Cobwebs in the empty room capture glimpses of past stories
Who do we see drinking gracious afternoon tea in the drawing room?
Who is sitting, waiting, recuperating in the WW2 hospital ward?
Who giggled with the girls in the college dormitory?
Who has sat in this space?
Nests. baskets, webs – holding, storing, cradling –
All that remains are cobwebs and memories.
In this Space, Installation June 2015, Barbara Stephenson, Anna Casey and Susan Dryden.
Recently I took time out from preserve making and selling to work with a team of local artists In The Lockyer Arts Corp. This is a network of people working in the arts, cultural and creative industries of the Lockyer Valley region. The aim to to support arts across the region. The Project was to use the historic Homestead at UQ Gatton as a venue to install and display art. Initially I volunteered as a helper/caterer but somehow I got inveigled into actually marking my my art installation. This is the background story.

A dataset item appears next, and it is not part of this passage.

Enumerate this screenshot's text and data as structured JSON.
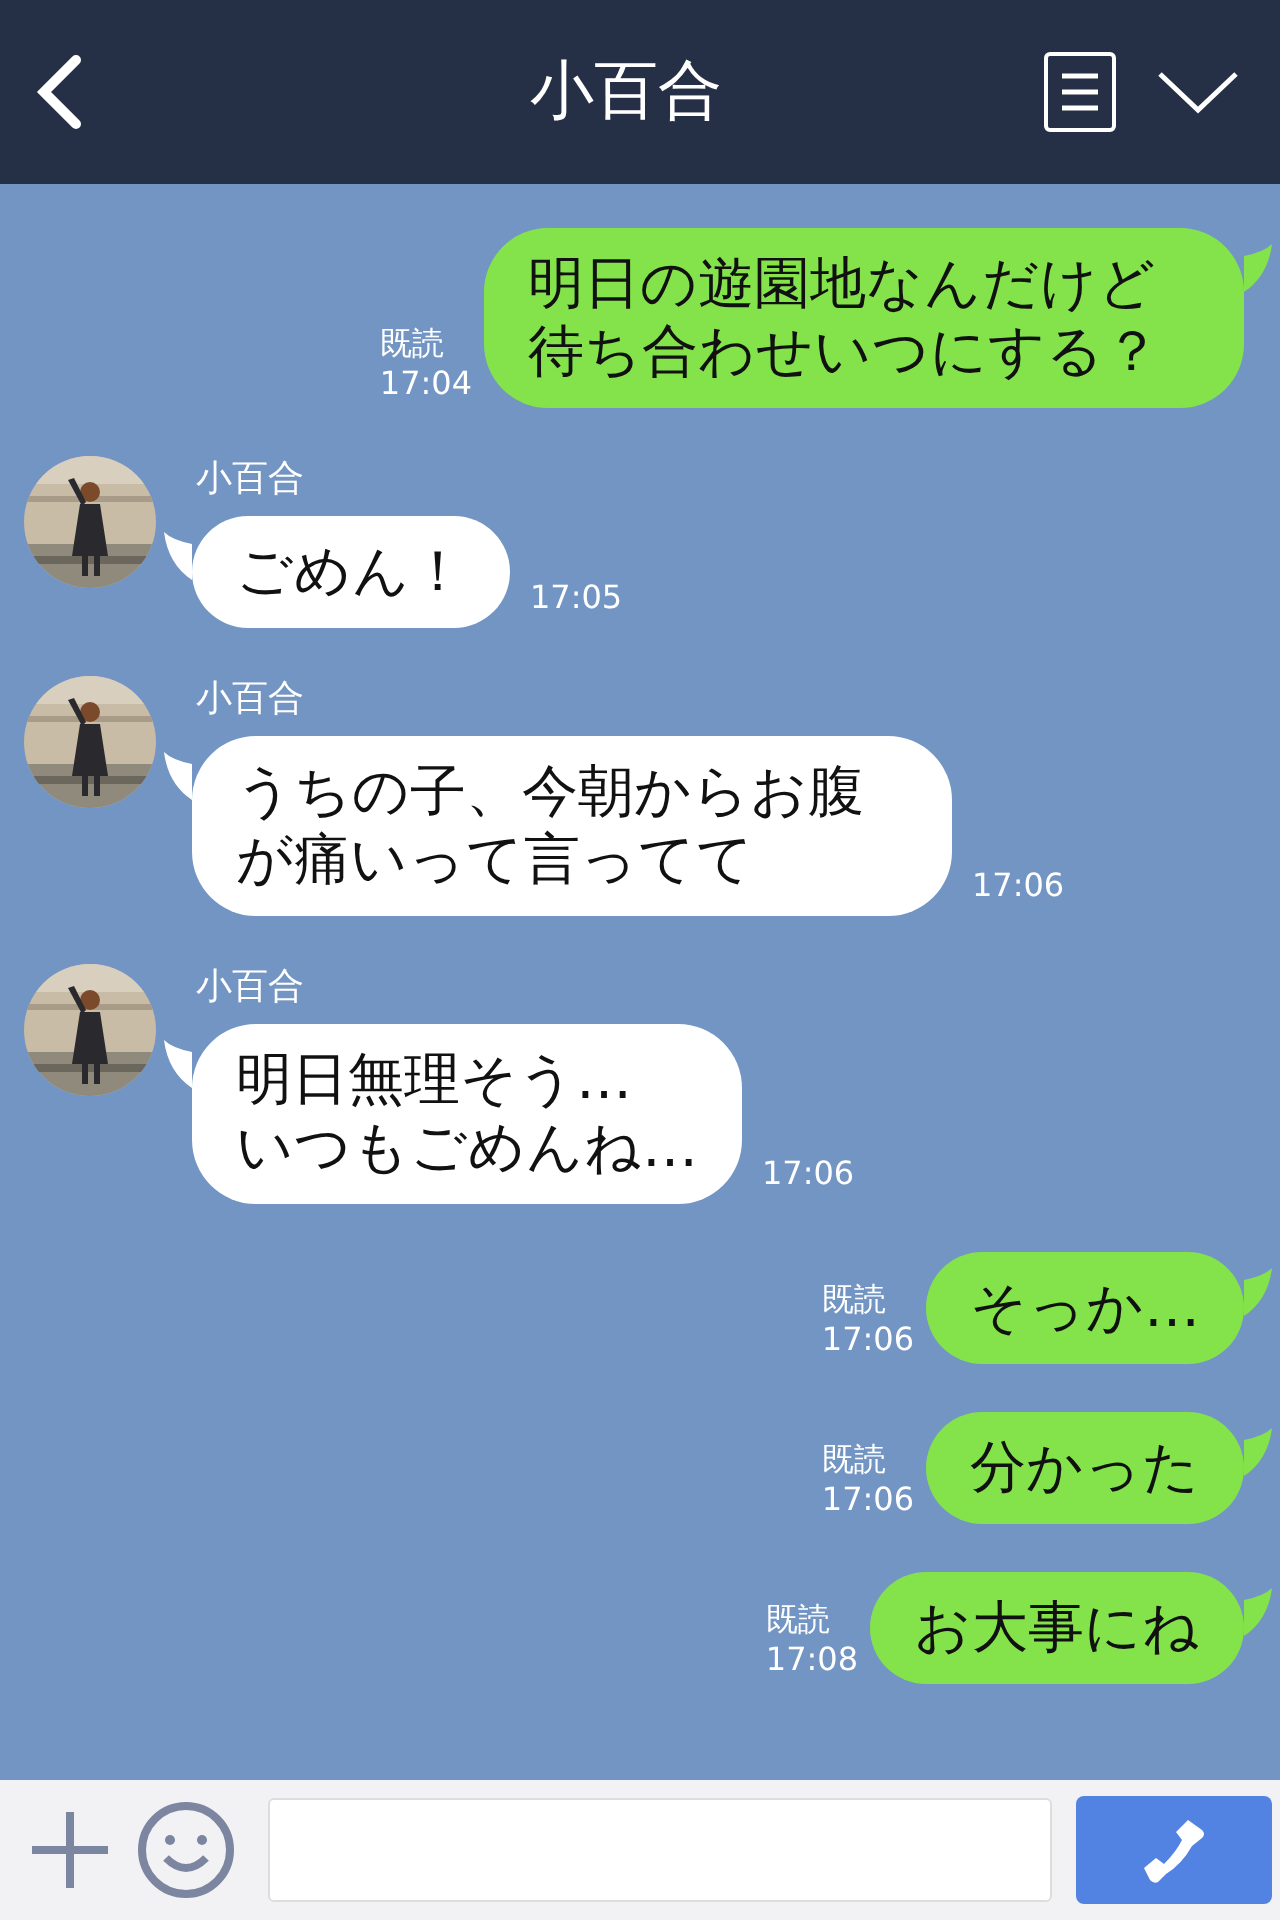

I was working with Susan Dryden a local artist who mainly paints. The idea was that artist should collaborate and challenge themselves to work in different media or in a different scale. We first met at the Homestead at night and it’s age and quirky angles were shadowed. It holds a strong sense of the past. I particularly like the front room with it’s bay jutting out onto the wraparound verandah.
Gatton Agricultural College was establishes in 1898 to educate Queensland farmers sons on good farming practices. The Homestead was build as the Principal Residence. Unlike its contemporary, The Foundation Building which has been renovated to former glory, The Homestead is showing signs of a hard working 100+ years. During WW11 the campus was taken over as a US Army base and the Homestead became a hospital. After the war College life resumed and the Principal and his family returned. In the 1970’s female students were admitted to the College for the first time and the Homestead became the girls’ dormitories. These days Gatton College is part Of the University of Queensland and the Homestead is mainly used for meetings. It has definitely seen better days.
I have been experimenting with basketry and fibre, so I began to visualise a web or basket made as the points and angles of the room were connected. There was no money to support this project so we decided to use baling twine – cheap strong and connected to this agricultural area. I talked to many people gaining and focusing ideas. I was particularly influenced by the thread work of Chiharu Shiota. Shiota made a web capturing furniture in a room. Chairs are a recurring theme in Susan Dryden’s paintings and we decided to put chairs in the room in memory of all who had been before. My architect brother, Jim Stephenson, gave me great tips on how to go from idea to construction. Besides using the existing attachment points – picture hooks, curtain hooks , door knobs, we needed a strong base. I rummaged in the shed and found star pickets, and a pallet from a bottle delivery. My idea was to play these materials and the room, to take a line for a walk, to weave a shape and see what resulted.
It was going to be a lot of work so I enlisted the help of another artist, my sister Anna Casey. Together we began to weave the room. I had new appreciation for the skill of spiders. We lay down a regular repetitive patterns spreading out and reaching up, then wove and knotted and connected until the straight lines became curved and the clear paths became tangled. It was incredibly strong. Were we making a metaphor for life? I thought of all the people who used fibre with their hands and simple tools to spin, weave, knot, knit – making containers to trap and hold, to protect and store.
Left in a corner of the room was an old overhead projector. This was the finishing element – we turned it on and created the shadows to give extra density. The web was spun.
The Exhibition was opened with a dinner on Friday 5th June and open to the public on Saturday 6th. Visitors walked around and under and added to the web. Local Photographers Pam and Daryl Green beautifully recorded the web and the other works in the exhibition. Then it was all taken down. The chairs, and pickets to be used, the twine to be recycled.
Next year the Arts Corp will be holding a similar event. But for now -All is left are photos and memories.